For the 57th Venice Biennale, the Greek artist offers his customary blend of architecture and film in a narrative video installation that explores the resonances between an ancient story by Aeschylus, involving a group of women seeking asylum, and a 20th-century scientific experiment
For Greece’s Venice pavilion, George Drivas presents Laboratory of Dilemmas, a riveting architectural, biological and mythological exploration of refugees and repercussions. He has constructed a glossy black labyrinth within the neoclassical pavilion, through which visitors wander while absorbing two narratives. One is Aeschylus’s ancient story The Suppliant Women, involving a group of refugees whose pleas for asylum are debated, and then acted out with a variety of consequences, by their reluctant hosts. The other, dominant, narrative is a fictional documentary of a genuine biological dilemma, delivered in bite-sized chunks on screens set within the labyrinth. The story concerns a 20th-century scientific community’s ethical and scientific difficulties when a major experiment, to create hepatitis-resistant cells, takes an unexpected turn: new cells appear that unite with their host cells to create their own cell culture.

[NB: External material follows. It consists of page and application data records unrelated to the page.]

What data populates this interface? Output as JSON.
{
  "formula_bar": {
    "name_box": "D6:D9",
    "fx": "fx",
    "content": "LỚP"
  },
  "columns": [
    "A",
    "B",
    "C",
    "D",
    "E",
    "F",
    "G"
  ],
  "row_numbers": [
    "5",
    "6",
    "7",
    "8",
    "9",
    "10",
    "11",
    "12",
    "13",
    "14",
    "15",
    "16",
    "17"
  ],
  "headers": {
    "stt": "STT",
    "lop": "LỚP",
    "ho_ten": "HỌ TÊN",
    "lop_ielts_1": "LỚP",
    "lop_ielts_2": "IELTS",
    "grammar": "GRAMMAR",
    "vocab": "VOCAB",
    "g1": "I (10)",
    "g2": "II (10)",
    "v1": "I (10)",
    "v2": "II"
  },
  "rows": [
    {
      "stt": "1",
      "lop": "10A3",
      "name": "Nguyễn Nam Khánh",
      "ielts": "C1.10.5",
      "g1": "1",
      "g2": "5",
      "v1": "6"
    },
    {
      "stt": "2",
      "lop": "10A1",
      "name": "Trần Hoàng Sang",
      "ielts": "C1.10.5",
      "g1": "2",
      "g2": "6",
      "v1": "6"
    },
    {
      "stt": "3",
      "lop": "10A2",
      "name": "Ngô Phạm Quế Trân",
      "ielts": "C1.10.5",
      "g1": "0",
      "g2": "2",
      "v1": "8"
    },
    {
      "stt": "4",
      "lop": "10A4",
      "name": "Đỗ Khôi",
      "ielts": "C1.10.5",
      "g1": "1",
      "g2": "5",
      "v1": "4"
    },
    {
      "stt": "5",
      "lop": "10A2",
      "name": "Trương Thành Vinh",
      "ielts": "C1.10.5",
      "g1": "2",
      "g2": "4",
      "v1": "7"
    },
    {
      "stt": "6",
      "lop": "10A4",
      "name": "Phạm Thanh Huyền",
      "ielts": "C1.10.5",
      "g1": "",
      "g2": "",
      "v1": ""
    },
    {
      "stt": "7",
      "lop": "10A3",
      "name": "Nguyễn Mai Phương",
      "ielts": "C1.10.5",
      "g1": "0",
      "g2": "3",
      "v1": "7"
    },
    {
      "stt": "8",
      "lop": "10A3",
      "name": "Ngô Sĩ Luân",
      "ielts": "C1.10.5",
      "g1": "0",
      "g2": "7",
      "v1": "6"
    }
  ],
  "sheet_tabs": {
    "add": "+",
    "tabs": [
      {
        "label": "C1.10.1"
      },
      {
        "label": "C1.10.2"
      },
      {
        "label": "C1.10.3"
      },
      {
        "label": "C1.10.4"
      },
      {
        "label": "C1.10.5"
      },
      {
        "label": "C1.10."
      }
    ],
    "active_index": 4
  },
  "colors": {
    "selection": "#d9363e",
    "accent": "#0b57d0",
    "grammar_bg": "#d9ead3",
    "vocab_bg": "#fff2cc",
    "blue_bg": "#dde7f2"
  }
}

The dilemma is explored here in discrete episodes on screens set within the labyrinth structure, and then debated with all the gravitas of a full-on ethical enquiry, on a huge central screen at the heart of the building. The decision, debated in this stark, monochrome “court” setting (with a cast including actor Charlotte Rampling), is whether to kill the new cells and all that potential, or allow them to flourish.
“The labyrinth is a challenge,” says Drivas. “The way it is used in Greek history, it’s not really a game. It’s a challenge where you enter and exit as a winner. This is the way the protagonist uses it …’ He hopes that the structure reflects the twists and turns of our mental processes. Ultimately, he hopes that it provokes some interesting questions.
“Art can create dialogue,” says Drivas. “This is the purpose of the whole biennale here. There are no answers to be given from art, but there are very interesting questions.”
Drivas (b1969, Athens) was selected from 30 potential artists for this year’s Venice Biennale. He is based in Athens and Berlin, and his work has won many awards at Greek and international festivals. His work was featured as a solo show at the Galleria Nazionale, Rome (2017), and, in 2009, he presented the solo show (Un)documented at the National Museum of Contemporary Art, Athens.
George Drivas: Laboratory of Dilemmas
Greek Pavilion for Venice Biennale
13 May – 26 November 2017
Interview by VERONICA SIMPSON
Filmed by MARTIN KENNEDY